“Having said these words, he invited the strangers into his house; his two sons and two daughters presented them with several sorts of sherbet, which they made themselves, with Kaimak enriched with the candied-peel of citrons, with oranges, lemons, pine-apples, pistachio-nuts, and Mocha coffee unadulterated with the bad coffee of Batavia or the American islands. After which the two daughters of the honest Mussulman perfumed the strangers' beards.
"You must have a vast and magnificent estate," said Candide to the Turk. "I have only twenty acres," replied the old man; "I and my children cultivate them; our labour preserves us from three great evils—weariness, vice, and want."

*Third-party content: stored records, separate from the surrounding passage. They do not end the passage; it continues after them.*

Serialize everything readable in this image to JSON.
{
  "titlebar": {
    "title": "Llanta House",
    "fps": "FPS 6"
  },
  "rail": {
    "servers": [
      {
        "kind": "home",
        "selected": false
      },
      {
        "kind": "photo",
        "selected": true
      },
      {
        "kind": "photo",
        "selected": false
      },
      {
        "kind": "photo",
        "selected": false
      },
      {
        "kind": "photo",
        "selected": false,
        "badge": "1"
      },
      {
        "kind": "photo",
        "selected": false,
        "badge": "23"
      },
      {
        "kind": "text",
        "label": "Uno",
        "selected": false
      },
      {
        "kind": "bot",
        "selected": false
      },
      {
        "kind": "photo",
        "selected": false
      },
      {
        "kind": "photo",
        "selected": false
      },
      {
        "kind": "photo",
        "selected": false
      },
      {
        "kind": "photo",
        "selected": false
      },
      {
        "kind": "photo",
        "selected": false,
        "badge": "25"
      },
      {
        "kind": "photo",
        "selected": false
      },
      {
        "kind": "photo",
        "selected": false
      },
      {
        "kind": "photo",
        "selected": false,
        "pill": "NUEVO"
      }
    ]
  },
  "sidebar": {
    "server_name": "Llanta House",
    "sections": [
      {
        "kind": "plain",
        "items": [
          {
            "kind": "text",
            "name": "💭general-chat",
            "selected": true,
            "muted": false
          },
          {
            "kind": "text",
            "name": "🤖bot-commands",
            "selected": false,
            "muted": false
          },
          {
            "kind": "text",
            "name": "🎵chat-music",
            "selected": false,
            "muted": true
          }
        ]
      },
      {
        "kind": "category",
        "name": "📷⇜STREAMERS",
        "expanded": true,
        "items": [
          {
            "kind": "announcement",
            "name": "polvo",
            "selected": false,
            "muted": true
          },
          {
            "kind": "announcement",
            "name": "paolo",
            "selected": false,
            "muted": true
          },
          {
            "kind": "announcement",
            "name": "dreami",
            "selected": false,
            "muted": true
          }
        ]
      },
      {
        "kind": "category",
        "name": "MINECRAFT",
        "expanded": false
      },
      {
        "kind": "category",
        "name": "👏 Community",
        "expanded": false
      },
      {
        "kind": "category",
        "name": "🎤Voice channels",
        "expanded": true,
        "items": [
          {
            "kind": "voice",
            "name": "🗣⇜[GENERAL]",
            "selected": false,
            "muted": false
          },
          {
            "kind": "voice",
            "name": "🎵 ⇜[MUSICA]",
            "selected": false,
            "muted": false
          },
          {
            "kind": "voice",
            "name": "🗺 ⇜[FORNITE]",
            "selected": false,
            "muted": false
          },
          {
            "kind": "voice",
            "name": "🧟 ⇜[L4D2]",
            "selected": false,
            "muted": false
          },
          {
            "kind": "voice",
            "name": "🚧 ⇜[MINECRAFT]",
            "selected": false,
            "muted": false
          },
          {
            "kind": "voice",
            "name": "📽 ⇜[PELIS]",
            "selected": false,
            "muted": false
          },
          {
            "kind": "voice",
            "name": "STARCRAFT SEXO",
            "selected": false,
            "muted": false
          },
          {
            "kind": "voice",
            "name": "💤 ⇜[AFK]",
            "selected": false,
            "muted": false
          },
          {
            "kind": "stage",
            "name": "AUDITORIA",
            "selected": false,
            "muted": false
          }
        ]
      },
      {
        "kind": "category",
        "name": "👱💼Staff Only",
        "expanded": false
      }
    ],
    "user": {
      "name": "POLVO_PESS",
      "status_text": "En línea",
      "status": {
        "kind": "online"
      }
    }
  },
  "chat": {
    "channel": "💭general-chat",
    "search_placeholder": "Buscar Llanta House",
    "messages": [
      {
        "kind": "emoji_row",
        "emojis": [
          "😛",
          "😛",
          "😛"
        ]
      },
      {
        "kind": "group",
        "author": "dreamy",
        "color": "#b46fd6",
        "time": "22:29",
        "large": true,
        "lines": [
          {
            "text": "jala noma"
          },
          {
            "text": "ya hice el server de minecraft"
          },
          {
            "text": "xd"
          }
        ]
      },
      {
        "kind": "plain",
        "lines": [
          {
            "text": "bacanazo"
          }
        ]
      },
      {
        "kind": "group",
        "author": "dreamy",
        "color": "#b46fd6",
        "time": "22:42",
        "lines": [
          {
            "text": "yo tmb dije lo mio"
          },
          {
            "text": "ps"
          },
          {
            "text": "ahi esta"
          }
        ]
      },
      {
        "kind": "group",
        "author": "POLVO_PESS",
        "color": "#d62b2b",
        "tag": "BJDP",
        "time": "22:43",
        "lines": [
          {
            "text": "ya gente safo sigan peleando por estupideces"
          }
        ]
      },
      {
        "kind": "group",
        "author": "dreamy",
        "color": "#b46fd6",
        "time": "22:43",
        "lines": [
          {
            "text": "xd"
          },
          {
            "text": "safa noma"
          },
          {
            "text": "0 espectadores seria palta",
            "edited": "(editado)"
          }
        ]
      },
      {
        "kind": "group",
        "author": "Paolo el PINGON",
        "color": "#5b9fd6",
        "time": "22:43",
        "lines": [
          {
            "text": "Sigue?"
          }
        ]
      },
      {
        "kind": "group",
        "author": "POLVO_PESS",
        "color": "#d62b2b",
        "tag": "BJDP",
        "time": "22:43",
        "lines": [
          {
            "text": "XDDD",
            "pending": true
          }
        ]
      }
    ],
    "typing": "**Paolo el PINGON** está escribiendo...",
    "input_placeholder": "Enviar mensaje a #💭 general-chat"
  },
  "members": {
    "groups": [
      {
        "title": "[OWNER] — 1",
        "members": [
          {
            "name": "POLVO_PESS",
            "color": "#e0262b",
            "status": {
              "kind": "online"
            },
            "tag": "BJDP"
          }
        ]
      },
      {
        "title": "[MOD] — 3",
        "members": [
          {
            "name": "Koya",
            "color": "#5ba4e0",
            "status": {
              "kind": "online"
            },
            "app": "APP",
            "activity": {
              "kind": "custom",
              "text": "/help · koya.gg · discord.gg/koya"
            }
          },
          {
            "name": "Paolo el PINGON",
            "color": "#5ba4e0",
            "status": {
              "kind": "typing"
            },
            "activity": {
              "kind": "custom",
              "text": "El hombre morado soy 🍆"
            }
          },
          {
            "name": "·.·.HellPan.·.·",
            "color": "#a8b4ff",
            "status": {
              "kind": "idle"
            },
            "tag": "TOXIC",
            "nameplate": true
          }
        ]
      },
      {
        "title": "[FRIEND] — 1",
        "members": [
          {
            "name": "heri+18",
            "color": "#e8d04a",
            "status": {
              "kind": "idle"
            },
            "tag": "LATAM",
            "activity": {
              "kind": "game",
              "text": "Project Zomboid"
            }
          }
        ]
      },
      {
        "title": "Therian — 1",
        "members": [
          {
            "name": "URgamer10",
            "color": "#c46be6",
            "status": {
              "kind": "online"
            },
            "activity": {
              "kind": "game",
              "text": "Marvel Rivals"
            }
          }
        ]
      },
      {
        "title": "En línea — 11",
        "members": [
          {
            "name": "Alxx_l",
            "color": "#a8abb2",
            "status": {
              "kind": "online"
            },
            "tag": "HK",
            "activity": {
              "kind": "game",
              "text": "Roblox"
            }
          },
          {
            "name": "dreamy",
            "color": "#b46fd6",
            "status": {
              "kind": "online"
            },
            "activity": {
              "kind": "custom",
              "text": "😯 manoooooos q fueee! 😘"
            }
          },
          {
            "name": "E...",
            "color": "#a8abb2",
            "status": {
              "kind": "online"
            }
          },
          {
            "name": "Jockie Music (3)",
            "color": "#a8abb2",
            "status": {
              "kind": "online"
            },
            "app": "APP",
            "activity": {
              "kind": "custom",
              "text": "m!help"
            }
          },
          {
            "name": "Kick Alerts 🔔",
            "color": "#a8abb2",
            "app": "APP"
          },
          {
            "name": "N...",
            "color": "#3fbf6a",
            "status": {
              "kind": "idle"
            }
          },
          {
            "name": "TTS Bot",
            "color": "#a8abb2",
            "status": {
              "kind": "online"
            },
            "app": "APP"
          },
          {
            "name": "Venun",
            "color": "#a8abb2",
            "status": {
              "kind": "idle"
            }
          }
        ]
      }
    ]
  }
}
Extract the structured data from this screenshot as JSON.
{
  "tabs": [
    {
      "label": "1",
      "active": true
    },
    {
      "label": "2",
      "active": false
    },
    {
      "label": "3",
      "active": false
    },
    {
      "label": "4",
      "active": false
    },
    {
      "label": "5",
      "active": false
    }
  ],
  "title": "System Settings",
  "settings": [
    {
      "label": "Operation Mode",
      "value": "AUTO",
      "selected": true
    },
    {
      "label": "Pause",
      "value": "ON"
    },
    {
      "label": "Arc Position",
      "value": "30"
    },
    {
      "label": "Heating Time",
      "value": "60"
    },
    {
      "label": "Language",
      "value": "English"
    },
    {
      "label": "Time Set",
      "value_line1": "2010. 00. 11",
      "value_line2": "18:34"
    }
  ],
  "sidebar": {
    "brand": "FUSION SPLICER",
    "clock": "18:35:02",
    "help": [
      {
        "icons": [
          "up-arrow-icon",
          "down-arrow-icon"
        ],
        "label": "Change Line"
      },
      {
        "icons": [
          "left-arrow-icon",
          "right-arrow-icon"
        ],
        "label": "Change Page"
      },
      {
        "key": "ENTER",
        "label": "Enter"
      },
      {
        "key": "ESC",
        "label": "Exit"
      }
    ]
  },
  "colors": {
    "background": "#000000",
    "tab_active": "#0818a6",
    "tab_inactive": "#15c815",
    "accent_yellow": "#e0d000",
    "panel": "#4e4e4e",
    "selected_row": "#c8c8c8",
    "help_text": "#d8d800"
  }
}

Candide, on his way home, made profound reflections on the old man's conversation. "This honest Turk," said he to Pangloss and Martin, "seems to be in a situation far preferable to that of the six kings with whom we had the honour of supping."”